RIYADH: An investigation conducted following the suicide attacks in Saudi Arabia said that the bomber who hit near the Us Consulate in Jeddah was an Indian national. Earlier, the Saudi interior ministry had declared the Jeddah suicide bomber a Pakistani identified as Gulzar Hussain who was staying in Saudi Arabia for the last 12 years.

However, the latest Saudi interior ministry report said that the Jeddah suicide bomber was from the Indian state Maharashtra and his name was Fayyaz Kaghazi.       

Reuters adds: Saudi Arabia said a suicide bomber who attacked Masjid-e-Nabavi in the city of Madina on Monday was a 26-year-old Saudi citizen with a history of drug abuse.

Nineteen people, including 12 Pakistani nationals and seven Saudis, have been arrested in Saudi Arabia following the suicide attacks on Monday, including one near Islam’s second-holiest site in the city of Madina, the kingdom’s Interior Ministry said on Thursday.

Naer Muslim Hamad crossed a parking lot next to the Holy Prophet’s mosque in Medina and detonated an explosive belt near a security headquarters, killing four soldiers, the state news agency SPA quoted an Interior Ministry spokesman as saying.

“When security guards intercepted him he blew himself up,” said the spokesman.

The statement also named three individuals who carried out bombings in the province of Qatif on Monday.

All of the men were in their early 20s and one had previously taken part in anti-government rallies.

Suicide bombers hit three Saudi cities on Monday in apparently coordinated attacks that targeted US diplomats in Jeddah and Shia Muslim worshipers in Qatif, jolting the kingdom as people prepared to break their fast on the penultimate day of the holy month of Ramazan.

A Saudi Interior Ministry spokesman told Al-Ikhbariya TV that the Madina bomber had traveled outside the country several times, most recently early this year. He said nitroglycerin from the blasts in Qatif and Madina seemed to match those found at the Jeddah attack suggesting they may have been coordinated.

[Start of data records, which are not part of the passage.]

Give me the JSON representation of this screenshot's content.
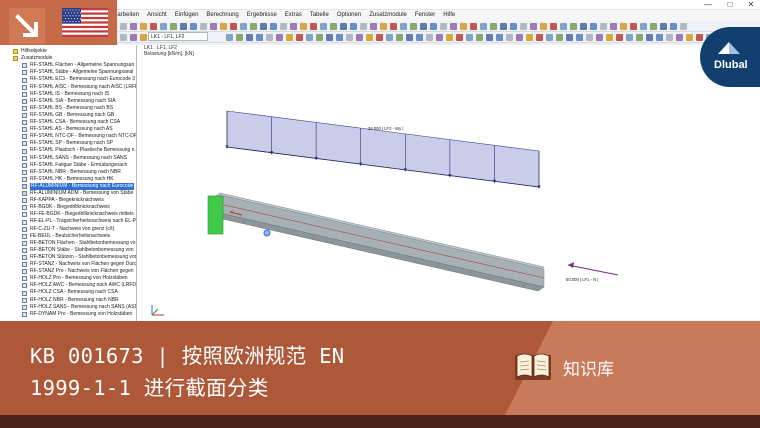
{
  "menu": {
    "items": [
      "Bearbeiten",
      "Ansicht",
      "Einfügen",
      "Berechnung",
      "Ergebnisse",
      "Extras",
      "Tabelle",
      "Optionen",
      "Zusatzmodule",
      "Fenster",
      "Hilfe"
    ]
  },
  "toolbar": {
    "loadcase_combo": "LK1 - LF1, LF2"
  },
  "workspace": {
    "label_case": "LK1 : LF1, LF2",
    "label_load": "Belastung [kN/m], [kN]",
    "load_label_top": "36.000 | LF2 - Wy |",
    "load_label_side": "50.000 | LF1 - N |"
  },
  "navigator": {
    "items": [
      {
        "label": "Hilfsobjekte",
        "icon": "folder-icon",
        "indent": 0
      },
      {
        "label": "Zusatzmodule",
        "icon": "folder-icon",
        "indent": 0
      },
      {
        "label": "RF-STAHL Flächen - Allgemeine Spannungsan",
        "icon": "module-icon",
        "indent": 1
      },
      {
        "label": "RF-STAHL Stäbe - Allgemeine Spannungsanal",
        "icon": "module-icon",
        "indent": 1
      },
      {
        "label": "RF-STAHL EC3 - Bemessung nach Eurocode 3",
        "icon": "module-icon",
        "indent": 1
      },
      {
        "label": "RF-STAHL AISC - Bemessung nach AISC (LRFD",
        "icon": "module-icon",
        "indent": 1
      },
      {
        "label": "RF-STAHL IS - Bemessung nach IS",
        "icon": "module-icon",
        "indent": 1
      },
      {
        "label": "RF-STAHL SIA - Bemessung nach SIA",
        "icon": "module-icon",
        "indent": 1
      },
      {
        "label": "RF-STAHL BS - Bemessung nach BS",
        "icon": "module-icon",
        "indent": 1
      },
      {
        "label": "RF-STAHL GB - Bemessung nach GB",
        "icon": "module-icon",
        "indent": 1
      },
      {
        "label": "RF-STAHL CSA - Bemessung nach CSA",
        "icon": "module-icon",
        "indent": 1
      },
      {
        "label": "RF-STAHL AS - Bemessung nach AS",
        "icon": "module-icon",
        "indent": 1
      },
      {
        "label": "RF-STAHL NTC-DF - Bemessung nach NTC-DF",
        "icon": "module-icon",
        "indent": 1
      },
      {
        "label": "RF-STAHL SP - Bemessung nach SP",
        "icon": "module-icon",
        "indent": 1
      },
      {
        "label": "RF-STAHL Plastisch - Plastische Bemessung n",
        "icon": "module-icon",
        "indent": 1
      },
      {
        "label": "RF-STAHL SANS - Bemessung nach SANS",
        "icon": "module-icon",
        "indent": 1
      },
      {
        "label": "RF-STAHL Fatigue Stäbe - Ermüdungsnach",
        "icon": "module-icon",
        "indent": 1
      },
      {
        "label": "RF-STAHL NBR - Bemessung nach NBR",
        "icon": "module-icon",
        "indent": 1
      },
      {
        "label": "RF-STAHL HK - Bemessung nach HK",
        "icon": "module-icon",
        "indent": 1
      },
      {
        "label": "RF-ALUMINIUM - Bemessung nach Eurocode",
        "icon": "aluminium-icon",
        "indent": 1,
        "selected": true
      },
      {
        "label": "RF-ALUMINIUM ADM - Bemessung von Stäbe",
        "icon": "aluminium-icon",
        "indent": 1
      },
      {
        "label": "RF-KAPPA - Biegeknicknachweis",
        "icon": "module-icon",
        "indent": 1
      },
      {
        "label": "RF-BGDK - Biegedrillknicknachweis",
        "icon": "module-icon",
        "indent": 1
      },
      {
        "label": "RF-FE-BGDK - Biegedrillknicknachweis mittels",
        "icon": "module-icon",
        "indent": 1
      },
      {
        "label": "RF-EL-PL - Tragsicherheitsnachweis nach EL-P",
        "icon": "module-icon",
        "indent": 1
      },
      {
        "label": "RF-C-ZU-T - Nachweis von grenz (c/t)",
        "icon": "module-icon",
        "indent": 1
      },
      {
        "label": "FE-BEUL - Beulsicherheitsnachweis",
        "icon": "module-icon",
        "indent": 1
      },
      {
        "label": "RF-BETON Flächen - Stahlbetonbemessung vo",
        "icon": "module-icon",
        "indent": 1
      },
      {
        "label": "RF-BETON Stäbe - Stahlbetonbemessung von",
        "icon": "module-icon",
        "indent": 1
      },
      {
        "label": "RF-BETON Stützen - Stahlbetonbemessung von",
        "icon": "module-icon",
        "indent": 1
      },
      {
        "label": "RF-STANZ - Nachweis von Flächen gegen Durc",
        "icon": "module-icon",
        "indent": 1
      },
      {
        "label": "RF-STANZ Pro - Nachweis von Flächen gegen",
        "icon": "module-icon",
        "indent": 1
      },
      {
        "label": "RF-HOLZ Pro - Bemessung von Holzstäben",
        "icon": "module-icon",
        "indent": 1
      },
      {
        "label": "RF-HOLZ AWC - Bemessung nach AWC (LRFD",
        "icon": "module-icon",
        "indent": 1
      },
      {
        "label": "RF-HOLZ CSA - Bemessung nach CSA",
        "icon": "module-icon",
        "indent": 1
      },
      {
        "label": "RF-HOLZ NBR - Bemessung nach NBR",
        "icon": "module-icon",
        "indent": 1
      },
      {
        "label": "RF-HOLZ SANS - Bemessung nach SANS (ASD",
        "icon": "module-icon",
        "indent": 1
      },
      {
        "label": "RF-DYNAM Pro - Bemessung von Holzstäben",
        "icon": "module-icon",
        "indent": 1
      }
    ]
  },
  "logo": {
    "text": "Dlubal"
  },
  "banner": {
    "title_line1": "KB 001673 | 按照欧洲规范 EN",
    "title_line2": "1999-1-1 进行截面分类",
    "category": "知识库"
  },
  "colors": {
    "banner_dark": "#ad5939",
    "banner_light": "#c97a5a",
    "badge": "#c66b4a",
    "logo_navy": "#11406f",
    "load_fill": "#c9cdea",
    "beam": "#9aa3a8",
    "support": "#43c94a",
    "footer": "#4a2418"
  }
}
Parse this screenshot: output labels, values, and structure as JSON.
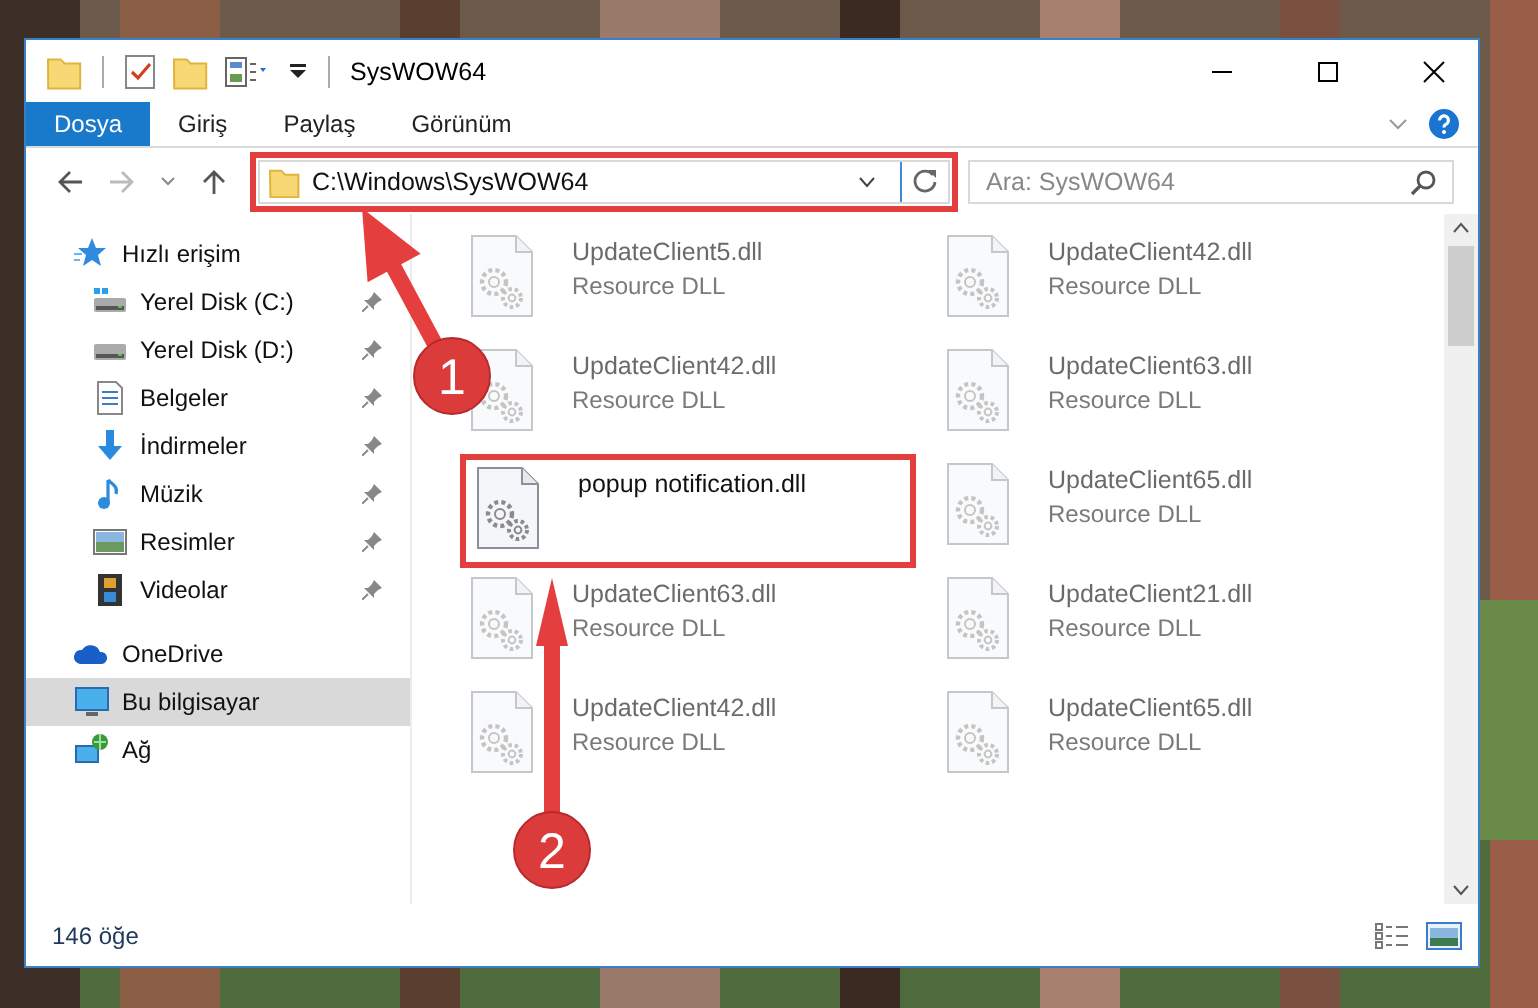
{
  "window": {
    "title": "SysWOW64"
  },
  "ribbon_tabs": [
    {
      "label": "Dosya",
      "selected": true
    },
    {
      "label": "Giriş",
      "selected": false
    },
    {
      "label": "Paylaş",
      "selected": false
    },
    {
      "label": "Görünüm",
      "selected": false
    }
  ],
  "address_bar": {
    "path": "C:\\Windows\\SysWOW64",
    "highlighted": true
  },
  "search": {
    "placeholder": "Ara: SysWOW64"
  },
  "navigation_pane": [
    {
      "label": "Hızlı erişim",
      "kind": "quick",
      "selected": false,
      "children": [
        {
          "label": "Yerel Disk (C:)",
          "kind": "system-drive",
          "selected": false,
          "pinned": true
        },
        {
          "label": "Yerel Disk (D:)",
          "kind": "drive",
          "selected": false,
          "pinned": true
        },
        {
          "label": "Belgeler",
          "kind": "documents",
          "selected": false,
          "pinned": true
        },
        {
          "label": "İndirmeler",
          "kind": "downloads",
          "selected": false,
          "pinned": true
        },
        {
          "label": "Müzik",
          "kind": "music",
          "selected": false,
          "pinned": true
        },
        {
          "label": "Resimler",
          "kind": "pictures",
          "selected": false,
          "pinned": true
        },
        {
          "label": "Videolar",
          "kind": "videos",
          "selected": false,
          "pinned": true
        }
      ]
    },
    {
      "label": "OneDrive",
      "kind": "cloud",
      "selected": false
    },
    {
      "label": "Bu bilgisayar",
      "kind": "computer",
      "selected": true
    },
    {
      "label": "Ağ",
      "kind": "network",
      "selected": false
    }
  ],
  "files": [
    {
      "name": "UpdateClient5.dll",
      "type": "Resource DLL",
      "dimmed": true,
      "highlighted": false
    },
    {
      "name": "UpdateClient42.dll",
      "type": "Resource DLL",
      "dimmed": true,
      "highlighted": false
    },
    {
      "name": "UpdateClient42.dll",
      "type": "Resource DLL",
      "dimmed": true,
      "highlighted": false
    },
    {
      "name": "UpdateClient63.dll",
      "type": "Resource DLL",
      "dimmed": true,
      "highlighted": false
    },
    {
      "name": "popup notification.dll",
      "dimmed": false,
      "highlighted": true
    },
    {
      "name": "UpdateClient65.dll",
      "type": "Resource DLL",
      "dimmed": true,
      "highlighted": false
    },
    {
      "name": "UpdateClient63.dll",
      "type": "Resource DLL",
      "dimmed": true,
      "highlighted": false
    },
    {
      "name": "UpdateClient21.dll",
      "type": "Resource DLL",
      "dimmed": true,
      "highlighted": false
    },
    {
      "name": "UpdateClient42.dll",
      "type": "Resource DLL",
      "dimmed": true,
      "highlighted": false
    },
    {
      "name": "UpdateClient65.dll",
      "type": "Resource DLL",
      "dimmed": true,
      "highlighted": false
    }
  ],
  "status_bar": {
    "item_count": "146 öğe"
  },
  "callouts": [
    {
      "label": "1"
    },
    {
      "label": "2"
    }
  ]
}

The UN human rights chief described the bombing outside the Holy Prophet’s Mosque in Madina as "an attack on Islam itself". No group has claimed responsibility but Islamic State militants have carried out similar bombings in the US-allied kingdom in the past year, targeting minority Shia and Saudi security forces. Militant attacks on Madina are unprecedented. Islamic State has said the Saudi rulers are apostates and has declared its intention to topple them. Monday’s attacks highlighted how young Saudi men are being drawn to Islamic State, which has launched attacks on Shias in smaller Gulf Arab states and stepped up violence in the holy fasting month of Ramazan. King Salman, in a speech on Tuesday marking Eidul Fitr, said a major challenge facing Saudi Arabia was preserving hope for youth who faced the risk of radicalisation.

Salman said his country would strike with an "iron hand" against people who preyed on youth vulnerable to religious extremism. Saudi security officials have said Islamic State supporters inside the kingdom mainly act independent of the group in Iraq and Syria, its main areas of operation.